Exercise aim
Reproduce the listing below in full and exactly; no pictures belong in the copy.

*** Opening Stored data ***

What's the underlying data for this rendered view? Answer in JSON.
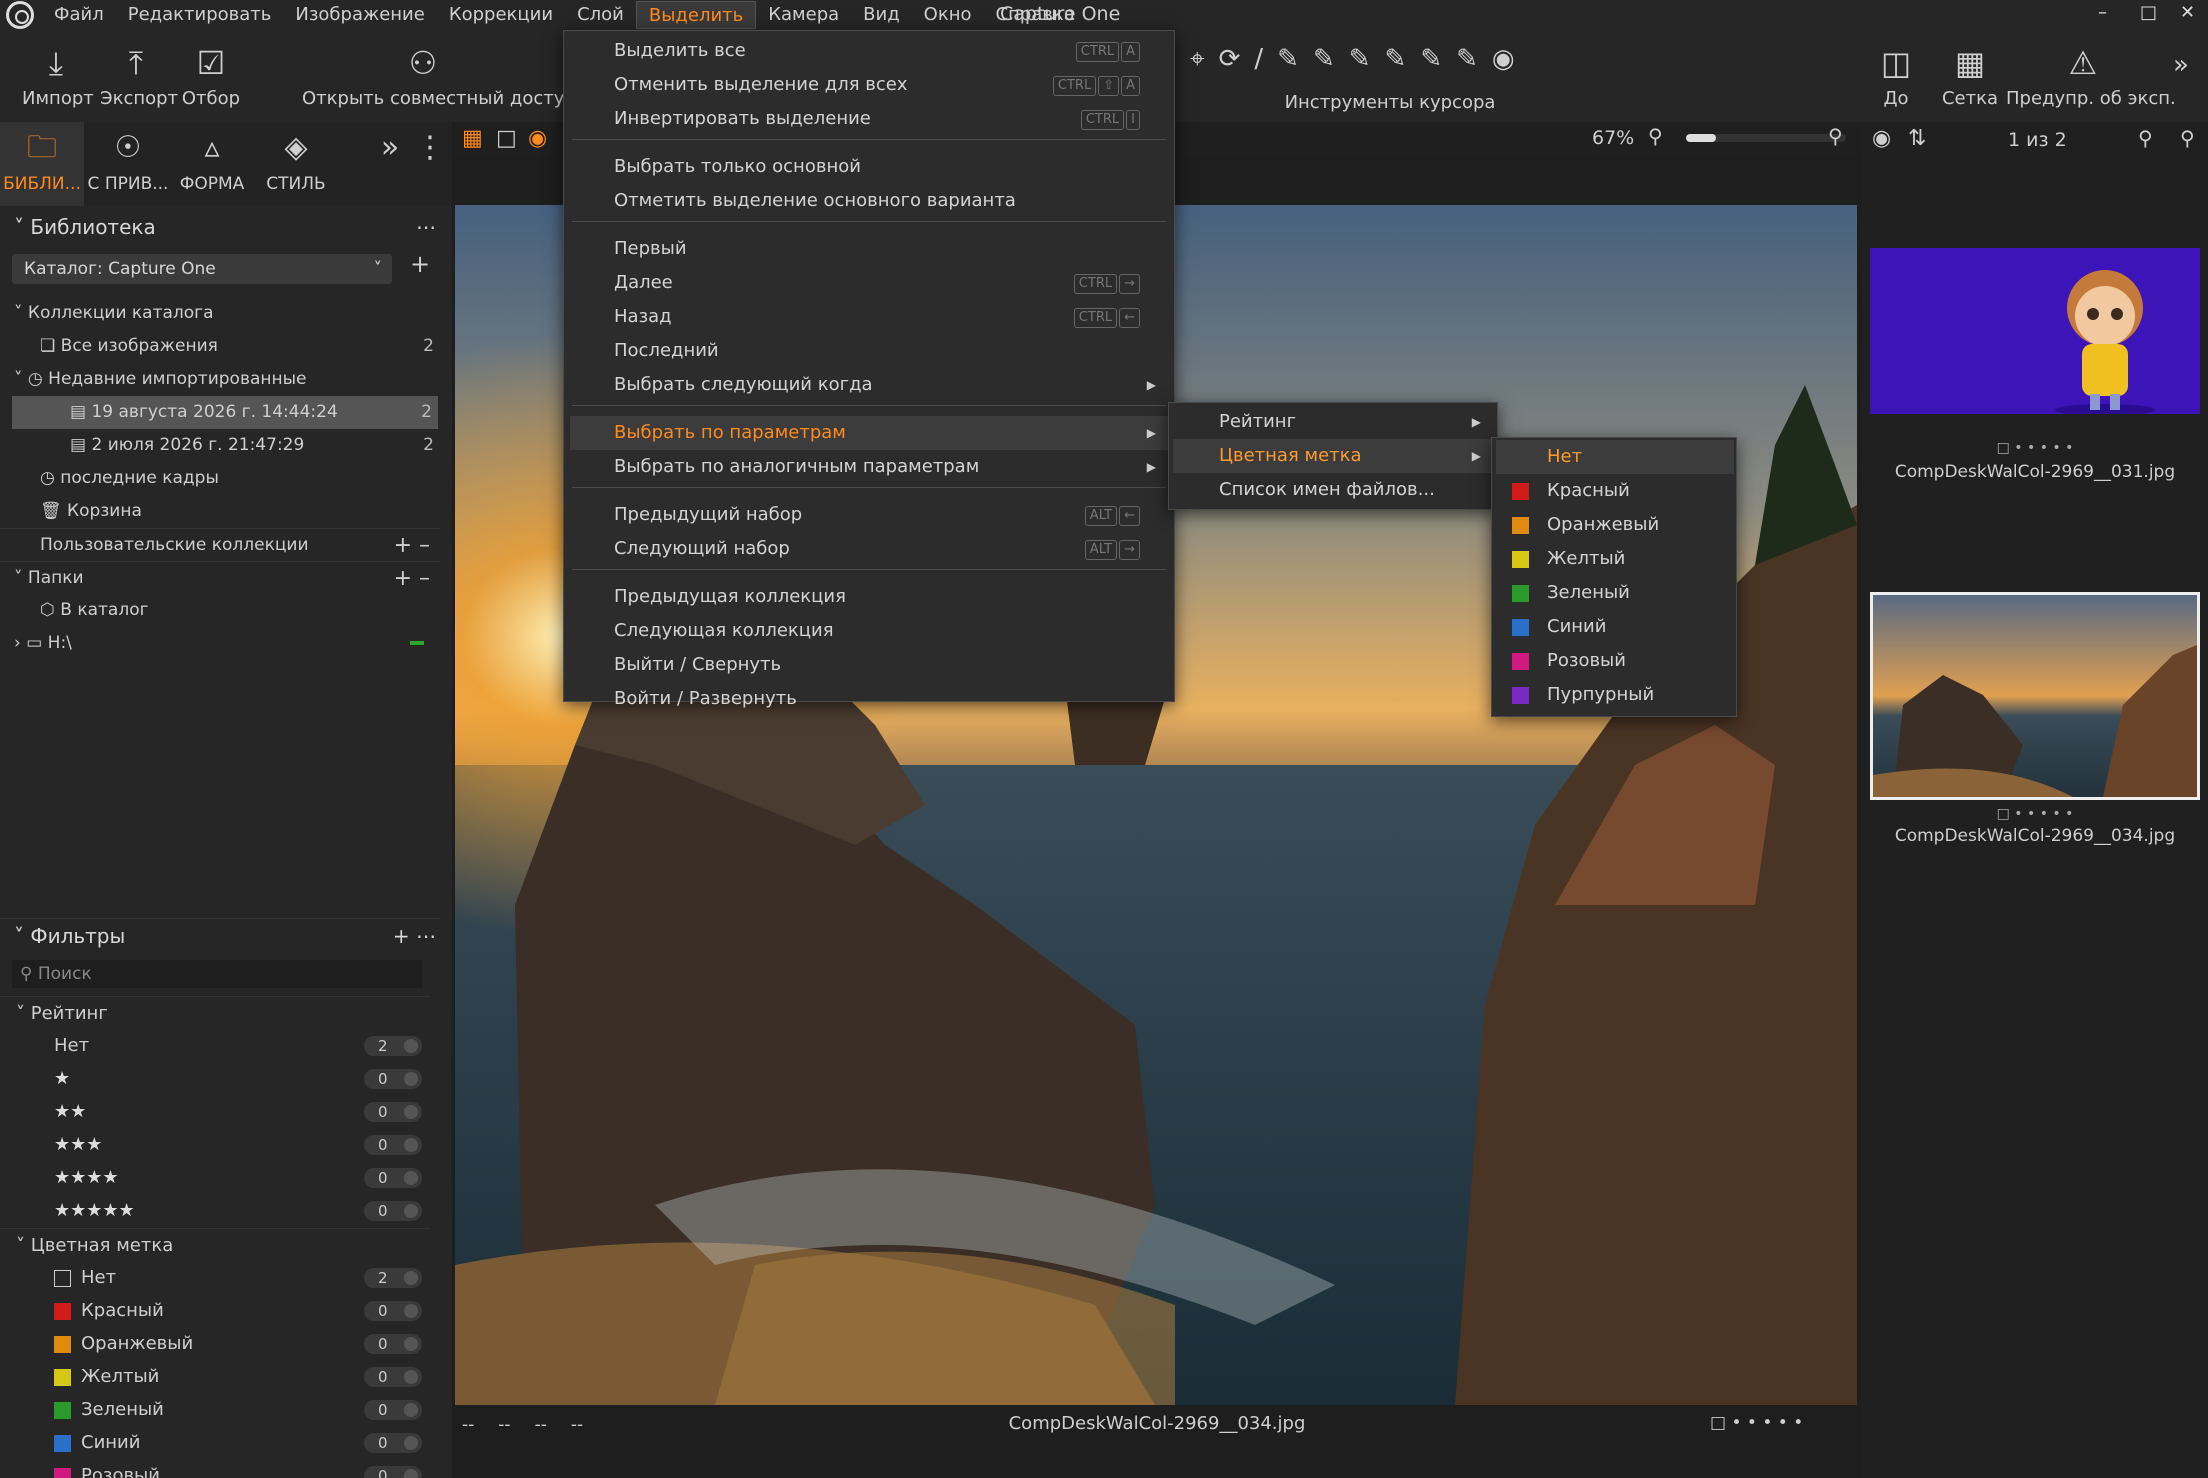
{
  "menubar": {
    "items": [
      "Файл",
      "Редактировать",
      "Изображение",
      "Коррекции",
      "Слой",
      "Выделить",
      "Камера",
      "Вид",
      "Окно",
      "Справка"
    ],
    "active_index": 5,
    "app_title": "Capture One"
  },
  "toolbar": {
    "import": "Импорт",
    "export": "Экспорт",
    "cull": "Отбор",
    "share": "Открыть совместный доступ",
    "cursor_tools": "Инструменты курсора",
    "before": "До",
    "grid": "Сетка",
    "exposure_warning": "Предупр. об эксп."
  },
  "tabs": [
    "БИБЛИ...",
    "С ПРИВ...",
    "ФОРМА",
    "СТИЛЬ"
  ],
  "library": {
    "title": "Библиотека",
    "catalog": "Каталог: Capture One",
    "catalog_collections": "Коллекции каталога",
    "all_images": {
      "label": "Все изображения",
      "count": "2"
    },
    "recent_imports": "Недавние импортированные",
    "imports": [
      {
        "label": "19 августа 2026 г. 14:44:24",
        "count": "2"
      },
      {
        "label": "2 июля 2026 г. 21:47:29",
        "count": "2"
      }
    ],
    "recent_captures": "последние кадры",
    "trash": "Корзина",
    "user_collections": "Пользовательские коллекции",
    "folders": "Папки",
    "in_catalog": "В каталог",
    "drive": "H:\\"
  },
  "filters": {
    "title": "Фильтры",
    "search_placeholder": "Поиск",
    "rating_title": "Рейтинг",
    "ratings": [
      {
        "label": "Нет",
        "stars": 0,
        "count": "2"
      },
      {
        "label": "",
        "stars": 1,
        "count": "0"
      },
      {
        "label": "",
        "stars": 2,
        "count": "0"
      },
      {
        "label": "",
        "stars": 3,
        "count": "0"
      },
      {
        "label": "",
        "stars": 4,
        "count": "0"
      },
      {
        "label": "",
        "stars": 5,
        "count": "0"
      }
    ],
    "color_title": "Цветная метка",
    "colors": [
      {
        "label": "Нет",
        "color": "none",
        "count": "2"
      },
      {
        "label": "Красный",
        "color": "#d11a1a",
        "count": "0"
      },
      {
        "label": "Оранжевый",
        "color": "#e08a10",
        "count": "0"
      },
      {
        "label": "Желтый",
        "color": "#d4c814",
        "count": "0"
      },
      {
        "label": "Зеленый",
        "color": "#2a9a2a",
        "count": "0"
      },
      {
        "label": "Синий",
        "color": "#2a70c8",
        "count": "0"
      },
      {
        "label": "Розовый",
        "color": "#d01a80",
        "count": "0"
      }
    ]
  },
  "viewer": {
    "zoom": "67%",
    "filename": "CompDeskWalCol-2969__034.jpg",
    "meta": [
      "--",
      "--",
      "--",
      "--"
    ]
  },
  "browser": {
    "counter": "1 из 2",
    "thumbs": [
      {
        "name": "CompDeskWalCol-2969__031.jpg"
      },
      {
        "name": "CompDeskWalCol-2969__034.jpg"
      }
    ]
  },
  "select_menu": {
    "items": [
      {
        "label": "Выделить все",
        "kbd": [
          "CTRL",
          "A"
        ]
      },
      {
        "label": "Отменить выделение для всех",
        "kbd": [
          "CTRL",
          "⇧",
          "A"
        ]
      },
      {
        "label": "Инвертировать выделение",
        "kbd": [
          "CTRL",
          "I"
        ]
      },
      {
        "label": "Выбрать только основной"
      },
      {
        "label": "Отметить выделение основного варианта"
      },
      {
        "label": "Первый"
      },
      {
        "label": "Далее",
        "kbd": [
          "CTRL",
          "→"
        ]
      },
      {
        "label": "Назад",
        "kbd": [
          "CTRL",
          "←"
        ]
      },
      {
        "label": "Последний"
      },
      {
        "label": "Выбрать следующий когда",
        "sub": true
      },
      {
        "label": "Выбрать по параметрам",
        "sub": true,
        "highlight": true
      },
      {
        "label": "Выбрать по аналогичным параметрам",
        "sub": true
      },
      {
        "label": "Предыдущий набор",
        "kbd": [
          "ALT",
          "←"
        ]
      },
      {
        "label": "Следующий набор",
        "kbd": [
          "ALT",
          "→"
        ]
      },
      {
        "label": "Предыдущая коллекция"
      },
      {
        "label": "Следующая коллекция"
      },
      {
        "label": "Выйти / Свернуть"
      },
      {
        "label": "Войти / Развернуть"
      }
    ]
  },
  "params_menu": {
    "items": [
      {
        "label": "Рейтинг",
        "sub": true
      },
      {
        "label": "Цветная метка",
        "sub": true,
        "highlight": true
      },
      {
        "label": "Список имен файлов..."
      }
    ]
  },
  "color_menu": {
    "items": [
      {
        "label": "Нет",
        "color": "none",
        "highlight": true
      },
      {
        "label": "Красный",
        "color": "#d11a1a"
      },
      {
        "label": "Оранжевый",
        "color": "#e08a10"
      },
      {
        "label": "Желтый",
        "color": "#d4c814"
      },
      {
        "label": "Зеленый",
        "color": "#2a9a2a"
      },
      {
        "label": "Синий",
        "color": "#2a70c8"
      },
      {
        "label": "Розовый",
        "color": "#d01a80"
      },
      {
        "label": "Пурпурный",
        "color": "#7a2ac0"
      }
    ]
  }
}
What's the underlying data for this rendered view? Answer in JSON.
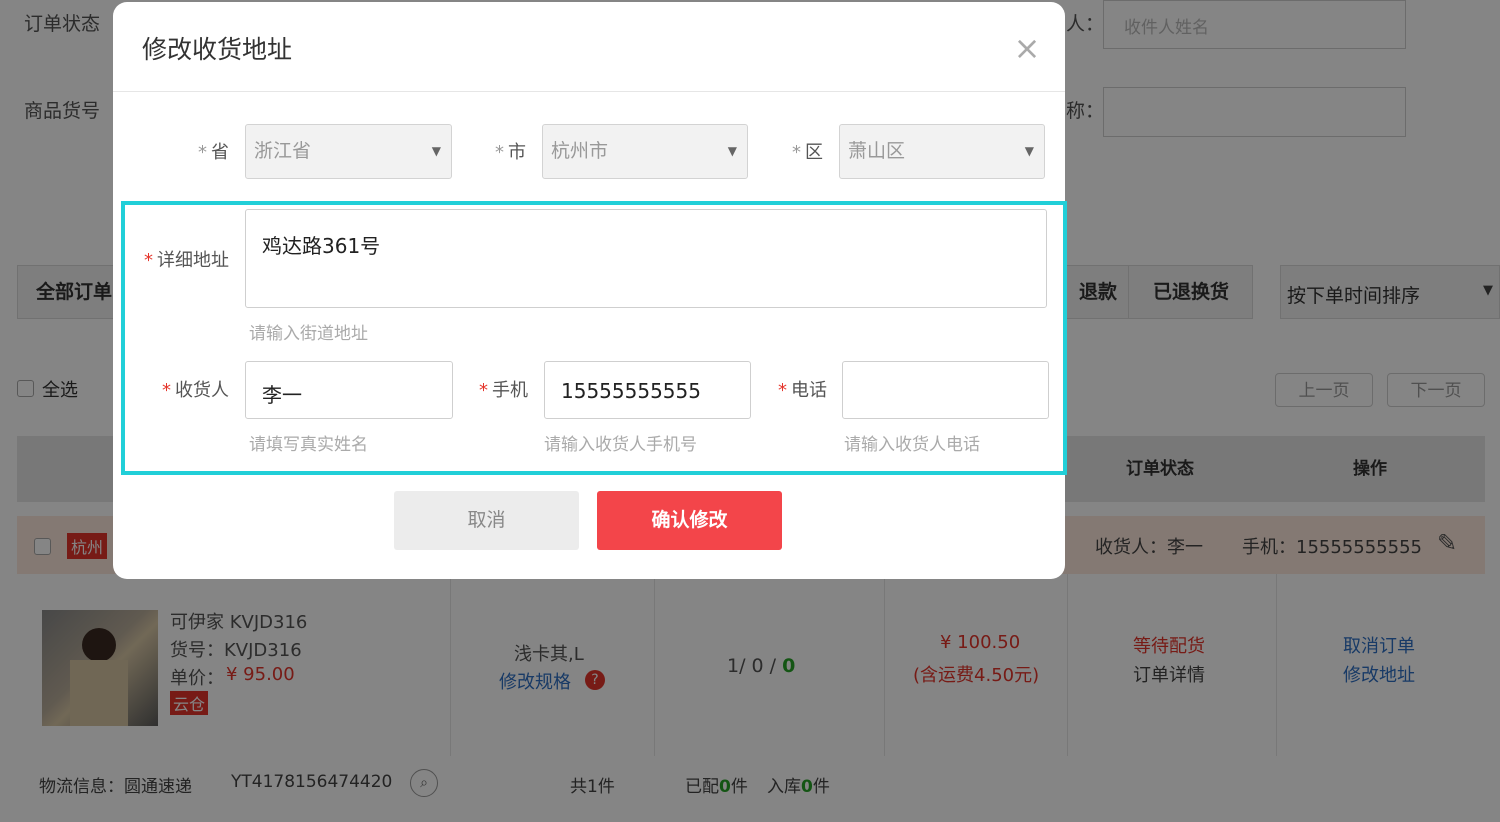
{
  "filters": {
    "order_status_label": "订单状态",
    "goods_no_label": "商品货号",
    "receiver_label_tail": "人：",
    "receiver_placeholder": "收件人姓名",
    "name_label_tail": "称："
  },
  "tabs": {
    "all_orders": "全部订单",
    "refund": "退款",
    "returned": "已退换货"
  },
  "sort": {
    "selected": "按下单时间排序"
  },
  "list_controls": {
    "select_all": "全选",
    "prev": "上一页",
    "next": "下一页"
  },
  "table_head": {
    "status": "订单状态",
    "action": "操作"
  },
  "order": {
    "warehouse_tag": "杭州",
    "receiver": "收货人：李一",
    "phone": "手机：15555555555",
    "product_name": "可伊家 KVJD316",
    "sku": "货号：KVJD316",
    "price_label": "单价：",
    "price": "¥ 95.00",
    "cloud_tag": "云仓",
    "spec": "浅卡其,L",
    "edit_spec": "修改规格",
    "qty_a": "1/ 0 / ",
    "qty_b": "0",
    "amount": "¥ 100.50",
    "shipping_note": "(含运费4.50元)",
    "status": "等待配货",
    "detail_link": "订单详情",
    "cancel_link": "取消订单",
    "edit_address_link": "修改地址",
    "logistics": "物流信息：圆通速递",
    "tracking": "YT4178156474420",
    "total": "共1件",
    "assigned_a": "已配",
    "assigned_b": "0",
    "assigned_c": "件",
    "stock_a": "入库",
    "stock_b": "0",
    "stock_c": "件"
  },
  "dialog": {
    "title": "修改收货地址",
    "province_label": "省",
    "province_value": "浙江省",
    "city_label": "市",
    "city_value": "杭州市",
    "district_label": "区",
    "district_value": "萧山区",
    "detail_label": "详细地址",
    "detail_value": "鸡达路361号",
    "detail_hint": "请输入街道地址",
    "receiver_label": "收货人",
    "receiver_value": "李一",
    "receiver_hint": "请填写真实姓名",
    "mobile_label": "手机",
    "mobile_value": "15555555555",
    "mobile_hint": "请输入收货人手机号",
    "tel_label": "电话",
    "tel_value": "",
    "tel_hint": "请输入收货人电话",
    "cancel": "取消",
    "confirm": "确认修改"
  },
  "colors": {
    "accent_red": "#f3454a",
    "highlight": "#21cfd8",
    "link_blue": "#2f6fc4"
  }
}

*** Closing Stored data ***

Result of this exercise
What's the underlying data for this rendered view? Answer in JSON.
{
  "menubar": {
    "items": [
      "Файл",
      "Редактировать",
      "Изображение",
      "Коррекции",
      "Слой",
      "Выделить",
      "Камера",
      "Вид",
      "Окно",
      "Справка"
    ],
    "active_index": 5,
    "app_title": "Capture One"
  },
  "toolbar": {
    "import": "Импорт",
    "export": "Экспорт",
    "cull": "Отбор",
    "share": "Открыть совместный доступ",
    "cursor_tools": "Инструменты курсора",
    "before": "До",
    "grid": "Сетка",
    "exposure_warning": "Предупр. об эксп."
  },
  "tabs": [
    "БИБЛИ...",
    "С ПРИВ...",
    "ФОРМА",
    "СТИЛЬ"
  ],
  "library": {
    "title": "Библиотека",
    "catalog": "Каталог: Capture One",
    "catalog_collections": "Коллекции каталога",
    "all_images": {
      "label": "Все изображения",
      "count": "2"
    },
    "recent_imports": "Недавние импортированные",
    "imports": [
      {
        "label": "19 августа 2026 г. 14:44:24",
        "count": "2"
      },
      {
        "label": "2 июля 2026 г. 21:47:29",
        "count": "2"
      }
    ],
    "recent_captures": "последние кадры",
    "trash": "Корзина",
    "user_collections": "Пользовательские коллекции",
    "folders": "Папки",
    "in_catalog": "В каталог",
    "drive": "H:\\"
  },
  "filters": {
    "title": "Фильтры",
    "search_placeholder": "Поиск",
    "rating_title": "Рейтинг",
    "ratings": [
      {
        "label": "Нет",
        "stars": 0,
        "count": "2"
      },
      {
        "label": "",
        "stars": 1,
        "count": "0"
      },
      {
        "label": "",
        "stars": 2,
        "count": "0"
      },
      {
        "label": "",
        "stars": 3,
        "count": "0"
      },
      {
        "label": "",
        "stars": 4,
        "count": "0"
      },
      {
        "label": "",
        "stars": 5,
        "count": "0"
      }
    ],
    "color_title": "Цветная метка",
    "colors": [
      {
        "label": "Нет",
        "color": "none",
        "count": "2"
      },
      {
        "label": "Красный",
        "color": "#d11a1a",
        "count": "0"
      },
      {
        "label": "Оранжевый",
        "color": "#e08a10",
        "count": "0"
      },
      {
        "label": "Желтый",
        "color": "#d4c814",
        "count": "0"
      },
      {
        "label": "Зеленый",
        "color": "#2a9a2a",
        "count": "0"
      },
      {
        "label": "Синий",
        "color": "#2a70c8",
        "count": "0"
      },
      {
        "label": "Розовый",
        "color": "#d01a80",
        "count": "0"
      }
    ]
  },
  "viewer": {
    "zoom": "67%",
    "filename": "CompDeskWalCol-2969__034.jpg",
    "meta": [
      "--",
      "--",
      "--",
      "--"
    ]
  },
  "browser": {
    "counter": "1 из 2",
    "thumbs": [
      {
        "name": "CompDeskWalCol-2969__031.jpg"
      },
      {
        "name": "CompDeskWalCol-2969__034.jpg"
      }
    ]
  },
  "select_menu": {
    "items": [
      {
        "label": "Выделить все",
        "kbd": [
          "CTRL",
          "A"
        ]
      },
      {
        "label": "Отменить выделение для всех",
        "kbd": [
          "CTRL",
          "⇧",
          "A"
        ]
      },
      {
        "label": "Инвертировать выделение",
        "kbd": [
          "CTRL",
          "I"
        ]
      },
      {
        "label": "Выбрать только основной"
      },
      {
        "label": "Отметить выделение основного варианта"
      },
      {
        "label": "Первый"
      },
      {
        "label": "Далее",
        "kbd": [
          "CTRL",
          "→"
        ]
      },
      {
        "label": "Назад",
        "kbd": [
          "CTRL",
          "←"
        ]
      },
      {
        "label": "Последний"
      },
      {
        "label": "Выбрать следующий когда",
        "sub": true
      },
      {
        "label": "Выбрать по параметрам",
        "sub": true,
        "highlight": true
      },
      {
        "label": "Выбрать по аналогичным параметрам",
        "sub": true
      },
      {
        "label": "Предыдущий набор",
        "kbd": [
          "ALT",
          "←"
        ]
      },
      {
        "label": "Следующий набор",
        "kbd": [
          "ALT",
          "→"
        ]
      },
      {
        "label": "Предыдущая коллекция"
      },
      {
        "label": "Следующая коллекция"
      },
      {
        "label": "Выйти / Свернуть"
      },
      {
        "label": "Войти / Развернуть"
      }
    ]
  },
  "params_menu": {
    "items": [
      {
        "label": "Рейтинг",
        "sub": true
      },
      {
        "label": "Цветная метка",
        "sub": true,
        "highlight": true
      },
      {
        "label": "Список имен файлов..."
      }
    ]
  },
  "color_menu": {
    "items": [
      {
        "label": "Нет",
        "color": "none",
        "highlight": true
      },
      {
        "label": "Красный",
        "color": "#d11a1a"
      },
      {
        "label": "Оранжевый",
        "color": "#e08a10"
      },
      {
        "label": "Желтый",
        "color": "#d4c814"
      },
      {
        "label": "Зеленый",
        "color": "#2a9a2a"
      },
      {
        "label": "Синий",
        "color": "#2a70c8"
      },
      {
        "label": "Розовый",
        "color": "#d01a80"
      },
      {
        "label": "Пурпурный",
        "color": "#7a2ac0"
      }
    ]
  }
}
What's the underlying data for this rendered view? Answer in JSON.
{
  "filters": {
    "order_status_label": "订单状态",
    "goods_no_label": "商品货号",
    "receiver_label_tail": "人：",
    "receiver_placeholder": "收件人姓名",
    "name_label_tail": "称："
  },
  "tabs": {
    "all_orders": "全部订单",
    "refund": "退款",
    "returned": "已退换货"
  },
  "sort": {
    "selected": "按下单时间排序"
  },
  "list_controls": {
    "select_all": "全选",
    "prev": "上一页",
    "next": "下一页"
  },
  "table_head": {
    "status": "订单状态",
    "action": "操作"
  },
  "order": {
    "warehouse_tag": "杭州",
    "receiver": "收货人：李一",
    "phone": "手机：15555555555",
    "product_name": "可伊家 KVJD316",
    "sku": "货号：KVJD316",
    "price_label": "单价：",
    "price": "¥ 95.00",
    "cloud_tag": "云仓",
    "spec": "浅卡其,L",
    "edit_spec": "修改规格",
    "qty_a": "1/ 0 / ",
    "qty_b": "0",
    "amount": "¥ 100.50",
    "shipping_note": "(含运费4.50元)",
    "status": "等待配货",
    "detail_link": "订单详情",
    "cancel_link": "取消订单",
    "edit_address_link": "修改地址",
    "logistics": "物流信息：圆通速递",
    "tracking": "YT4178156474420",
    "total": "共1件",
    "assigned_a": "已配",
    "assigned_b": "0",
    "assigned_c": "件",
    "stock_a": "入库",
    "stock_b": "0",
    "stock_c": "件"
  },
  "dialog": {
    "title": "修改收货地址",
    "province_label": "省",
    "province_value": "浙江省",
    "city_label": "市",
    "city_value": "杭州市",
    "district_label": "区",
    "district_value": "萧山区",
    "detail_label": "详细地址",
    "detail_value": "鸡达路361号",
    "detail_hint": "请输入街道地址",
    "receiver_label": "收货人",
    "receiver_value": "李一",
    "receiver_hint": "请填写真实姓名",
    "mobile_label": "手机",
    "mobile_value": "15555555555",
    "mobile_hint": "请输入收货人手机号",
    "tel_label": "电话",
    "tel_value": "",
    "tel_hint": "请输入收货人电话",
    "cancel": "取消",
    "confirm": "确认修改"
  },
  "colors": {
    "accent_red": "#f3454a",
    "highlight": "#21cfd8",
    "link_blue": "#2f6fc4"
  }
}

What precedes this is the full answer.